[Source data — start]
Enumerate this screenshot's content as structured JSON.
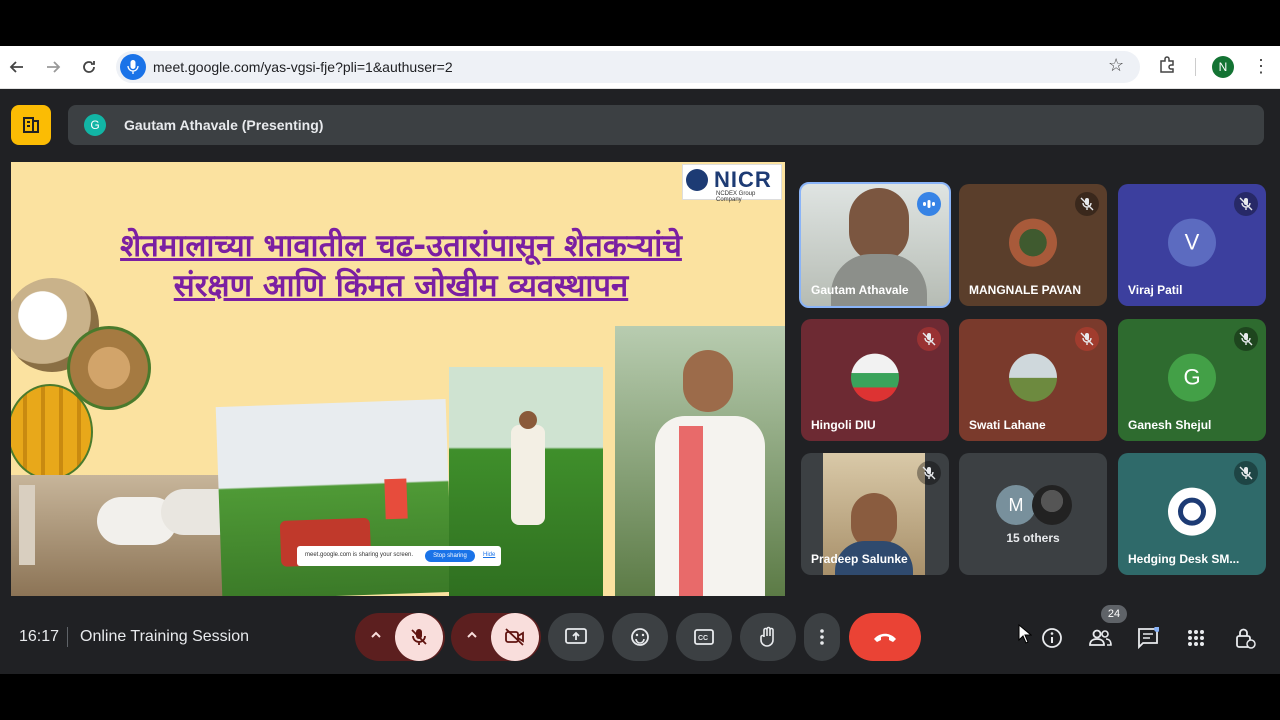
{
  "browser": {
    "url": "meet.google.com/yas-vgsi-fje?pli=1&authuser=2",
    "profile_initial": "N"
  },
  "header": {
    "presenter_initial": "G",
    "presenting_label": "Gautam Athavale (Presenting)"
  },
  "slide": {
    "logo_text": "NICR",
    "logo_subtext": "NCDEX Group Company",
    "title_line1": "शेतमालाच्या भावातील चढ-उतारांपासून शेतकऱ्यांचे",
    "title_line2": "संरक्षण आणि किंमत जोखीम व्यवस्थापन",
    "share_popup": {
      "text": "meet.google.com is sharing your screen.",
      "stop_label": "Stop sharing",
      "hide_label": "Hide"
    }
  },
  "participants": [
    {
      "name": "Gautam Athavale",
      "type": "video",
      "status": "speaking"
    },
    {
      "name": "MANGNALE PAVAN",
      "type": "photo",
      "status": "muted"
    },
    {
      "name": "Viraj Patil",
      "type": "initial",
      "initial": "V",
      "color": "#5c6bc0",
      "status": "muted"
    },
    {
      "name": "Hingoli DIU",
      "type": "photo",
      "status": "muted"
    },
    {
      "name": "Swati Lahane",
      "type": "photo",
      "status": "muted"
    },
    {
      "name": "Ganesh Shejul",
      "type": "initial",
      "initial": "G",
      "color": "#43a047",
      "status": "muted"
    },
    {
      "name": "Pradeep Salunke",
      "type": "video",
      "status": "muted"
    },
    {
      "name": "15 others",
      "type": "group",
      "initial": "M"
    },
    {
      "name": "Hedging Desk SM...",
      "type": "logo",
      "status": "muted"
    }
  ],
  "footer": {
    "time": "16:17",
    "meeting_title": "Online Training Session",
    "people_count": "24"
  },
  "colors": {
    "meet_bg": "#202124",
    "end_call": "#ea4335",
    "muted_control": "#f9dedc",
    "title_purple": "#7b1fa2"
  },
  "icons": [
    "back-icon",
    "forward-icon",
    "reload-icon",
    "mic-icon",
    "star-icon",
    "extensions-icon",
    "kebab-icon",
    "mic-off-icon",
    "camera-off-icon",
    "present-icon",
    "emoji-icon",
    "captions-icon",
    "raise-hand-icon",
    "more-options-icon",
    "end-call-icon",
    "info-icon",
    "people-icon",
    "chat-icon",
    "activities-icon",
    "host-controls-icon"
  ]
}
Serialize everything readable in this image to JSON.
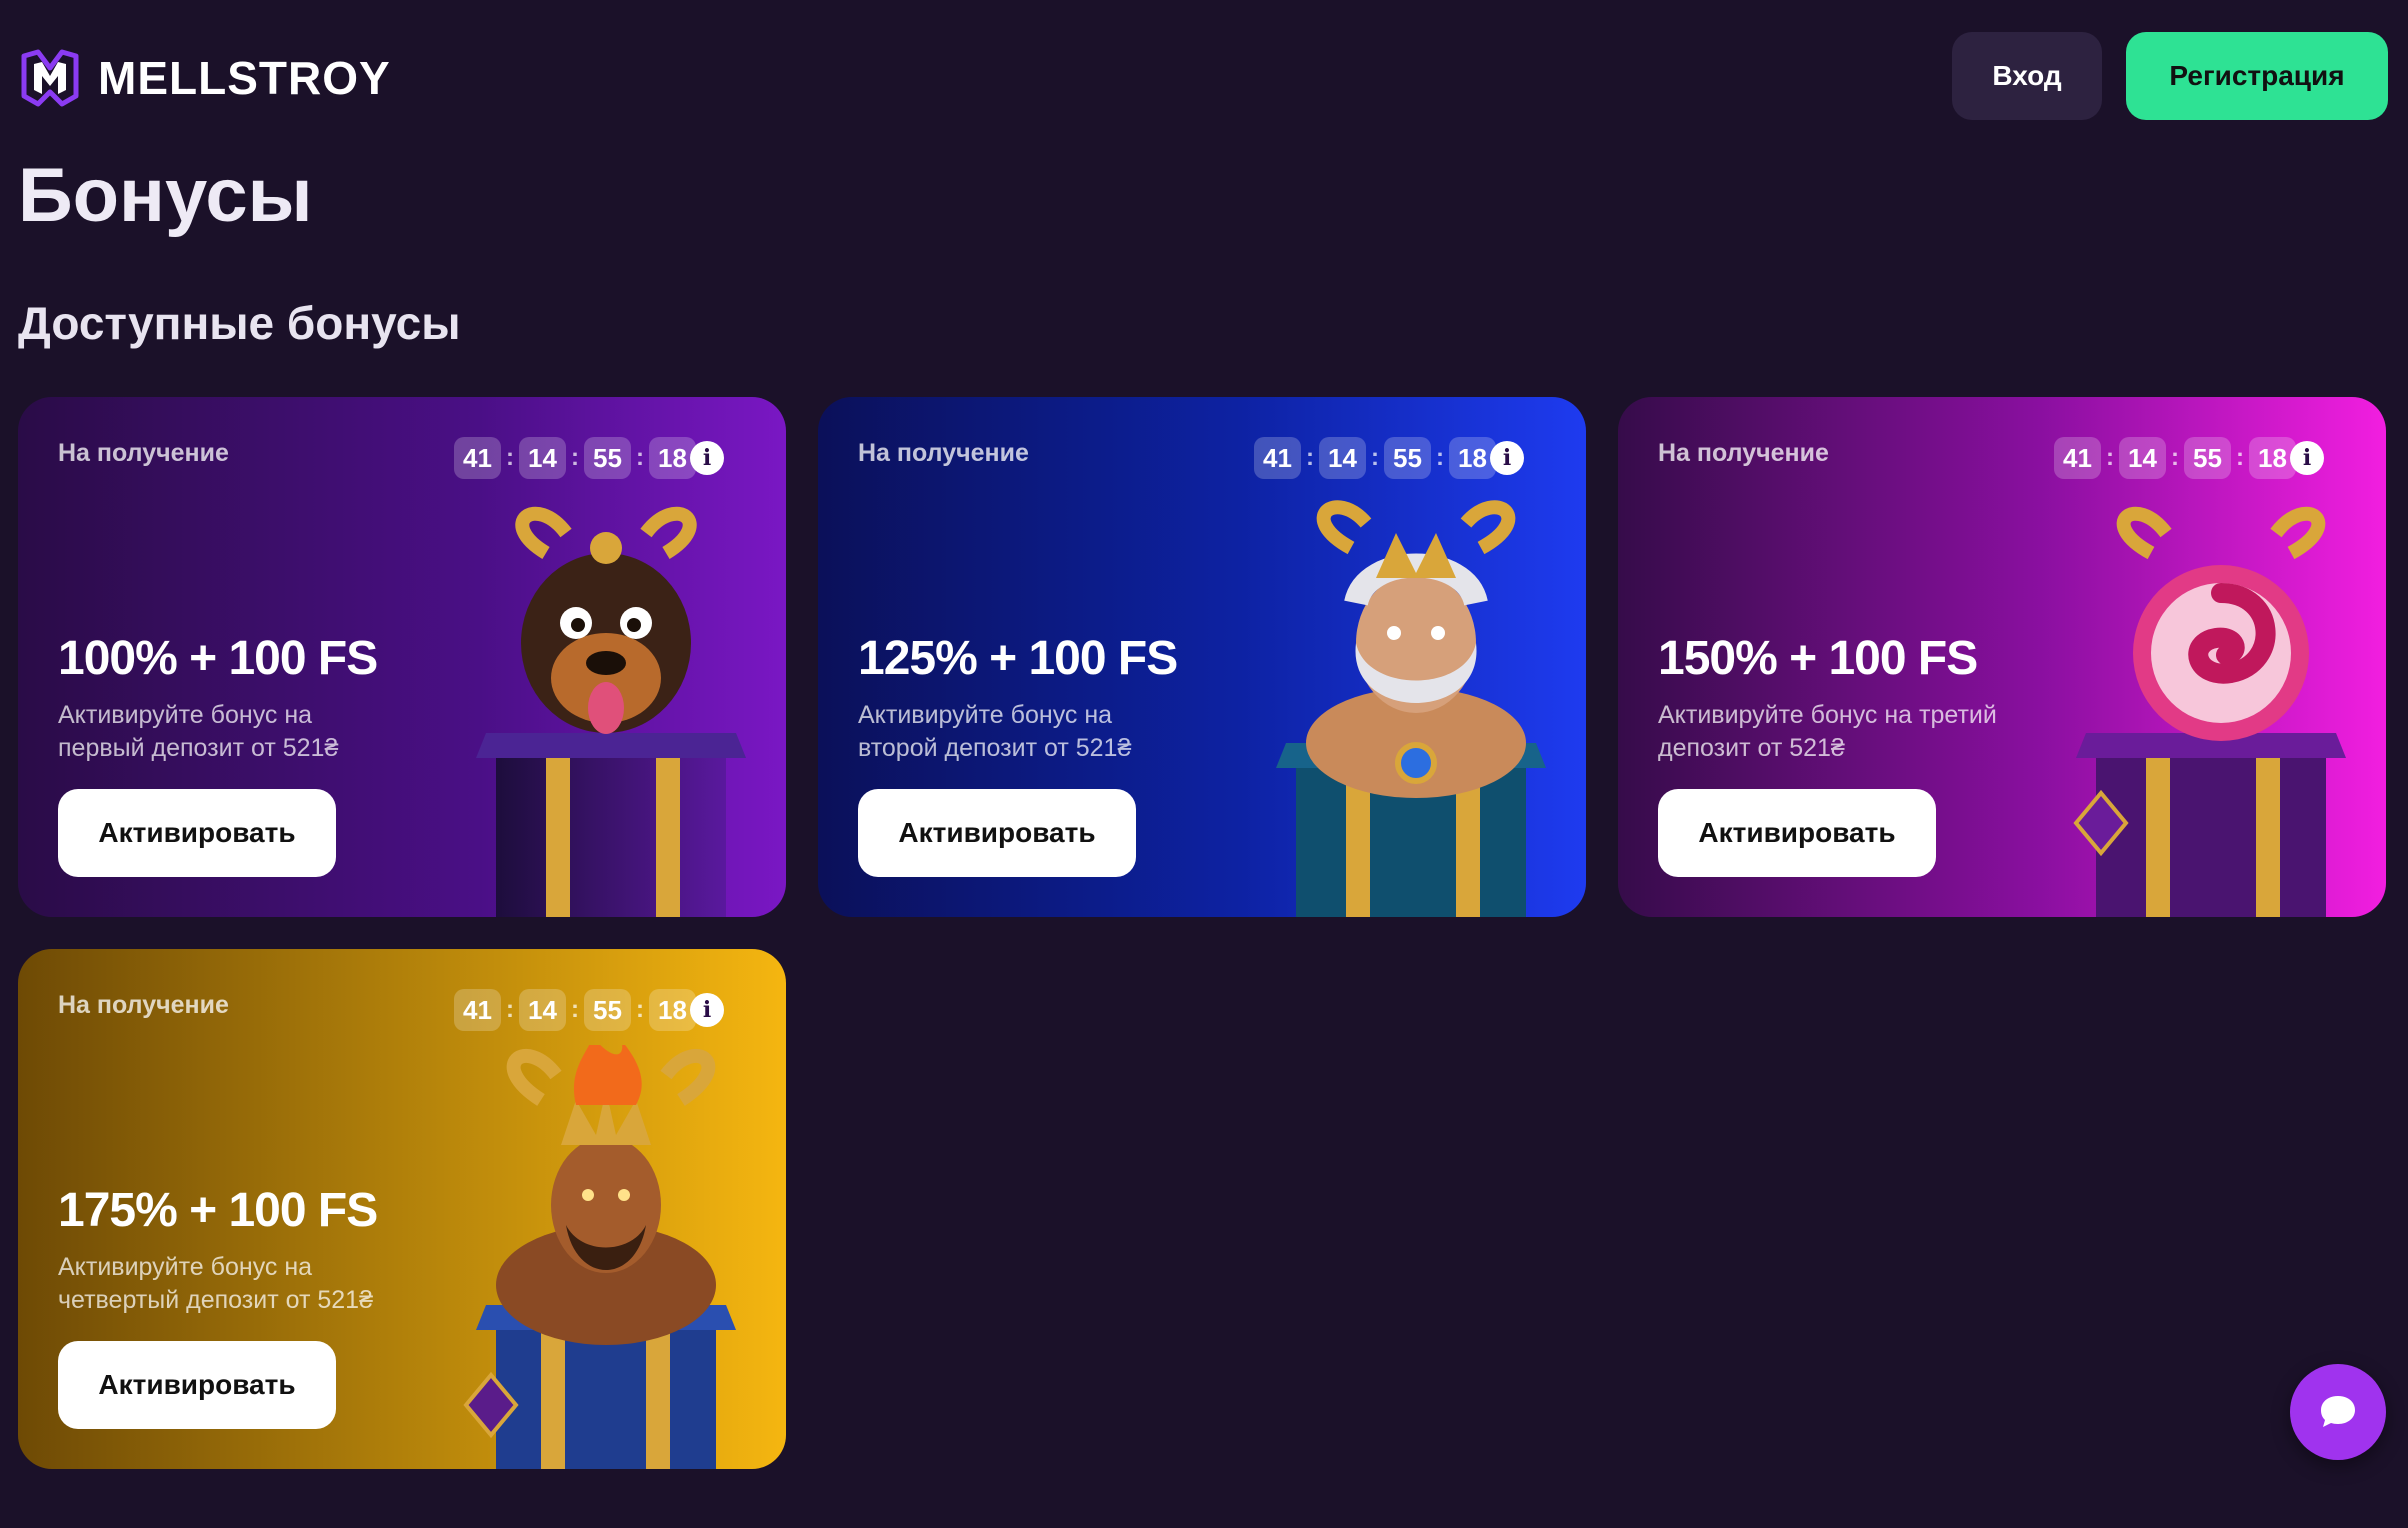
{
  "header": {
    "logo_text": "MELLSTROY",
    "login_label": "Вход",
    "register_label": "Регистрация"
  },
  "page": {
    "title": "Бонусы",
    "section_title": "Доступные бонусы"
  },
  "cards": [
    {
      "label": "На получение",
      "timer": [
        "41",
        "14",
        "55",
        "18"
      ],
      "title": "100% + 100 FS",
      "description": "Активируйте бонус на первый депозит от 521₴",
      "button": "Активировать",
      "art_icon": "dog-in-gift-box-icon",
      "accent": "#7a17c4"
    },
    {
      "label": "На получение",
      "timer": [
        "41",
        "14",
        "55",
        "18"
      ],
      "title": "125% + 100 FS",
      "description": "Активируйте бонус на второй депозит от 521₴",
      "button": "Активировать",
      "art_icon": "zeus-in-gift-box-icon",
      "accent": "#1e3bf0"
    },
    {
      "label": "На получение",
      "timer": [
        "41",
        "14",
        "55",
        "18"
      ],
      "title": "150% + 100 FS",
      "description": "Активируйте бонус на третий депозит от 521₴",
      "button": "Активировать",
      "art_icon": "candy-in-gift-box-icon",
      "accent": "#f21ee0"
    },
    {
      "label": "На получение",
      "timer": [
        "41",
        "14",
        "55",
        "18"
      ],
      "title": "175% + 100 FS",
      "description": "Активируйте бонус на четвертый депозит от 521₴",
      "button": "Активировать",
      "art_icon": "fire-king-in-gift-box-icon",
      "accent": "#f5b610"
    }
  ],
  "colors": {
    "background": "#1b1129",
    "register_button": "#2ee294",
    "login_button": "#2d2240",
    "chat_button": "#a033ee"
  }
}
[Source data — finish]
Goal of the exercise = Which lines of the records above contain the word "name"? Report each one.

Completed exercise =
      "name": "Gautam Athavale",
      "name": "MANGNALE PAVAN",
      "name": "Viraj Patil",
      "name": "Hingoli DIU",
      "name": "Swati Lahane",
      "name": "Ganesh Shejul",
      "name": "Pradeep Salunke",
      "name": "15 others",
      "name": "Hedging Desk SM...",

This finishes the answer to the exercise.